Finally an anecdote that showed a much more human side: “I think working in creative environment always has its challenges, I think they by nature say no,” Les speaks of the academics of LCC. “Which ultimately is frustrating but it sure does encourage some meaningful debates and that’s the upshot I suppose.”
So what next I ask Mr. Claridge? “Well I’ve been a chair at the magistrates court for over 20 years, I’d like to get back on the adult and youth panels. I worked on the family bench at times, but it’s not for me.”
Of course in his spare time his extra work feeds directly back to society and the local community, Les takes another step closer to becoming an altruistic man.

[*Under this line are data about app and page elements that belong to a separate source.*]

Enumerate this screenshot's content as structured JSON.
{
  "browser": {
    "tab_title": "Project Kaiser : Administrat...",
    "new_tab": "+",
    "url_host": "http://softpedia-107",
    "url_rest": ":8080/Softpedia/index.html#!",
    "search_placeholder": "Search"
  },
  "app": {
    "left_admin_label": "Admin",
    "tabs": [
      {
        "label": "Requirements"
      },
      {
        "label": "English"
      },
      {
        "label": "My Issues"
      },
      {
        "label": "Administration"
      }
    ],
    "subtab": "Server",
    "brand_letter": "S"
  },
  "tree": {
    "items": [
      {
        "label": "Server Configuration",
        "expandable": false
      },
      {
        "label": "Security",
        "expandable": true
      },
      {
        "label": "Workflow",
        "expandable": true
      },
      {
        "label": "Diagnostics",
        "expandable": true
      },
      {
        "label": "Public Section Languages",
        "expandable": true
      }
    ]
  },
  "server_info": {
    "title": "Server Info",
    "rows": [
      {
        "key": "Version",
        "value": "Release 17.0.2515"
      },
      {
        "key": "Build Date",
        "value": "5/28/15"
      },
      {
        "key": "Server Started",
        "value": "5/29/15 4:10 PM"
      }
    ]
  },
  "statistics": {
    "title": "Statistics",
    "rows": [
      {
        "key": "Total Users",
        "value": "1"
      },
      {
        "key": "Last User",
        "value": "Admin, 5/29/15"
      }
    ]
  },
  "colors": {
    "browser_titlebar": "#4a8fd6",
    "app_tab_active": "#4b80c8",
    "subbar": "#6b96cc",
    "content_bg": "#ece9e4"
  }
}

“I’ll increase my days at court to a couple days a week, but to be honest I’m looking forward to spending some time with my wife and seeing my daughters some more,” he said.
To get the essence of Les across through the written word is not only challenging but you miss out on being with such a joyous and infectious man.
While there is no doubt he’ll be a missed at LCC, I asked my final question, what will you miss the most?
Without any hesitation he says: “The people, the gang, the students, the atmosphere. I love it. Just being a part of an exciting buzzing environment. I leave the LCC in a place much stronger and powerful had I left it two or three years ago. Which is fabulous as it kind of means that the LCC doesn’t need Les Claridge anymore.”
We’re not so sure about that.
It is the house style of the Arts London News that job names are not rendered in capitals, unless it is a formal title like President, Prime Minister or Chancellor of the Exchequer.
But however it is written, Les will be missed at LCC and all of us on “that Arts paper” wish him well in his retirement.
Only one question remains: Who will have the megaphone when the next fire alarm goes off?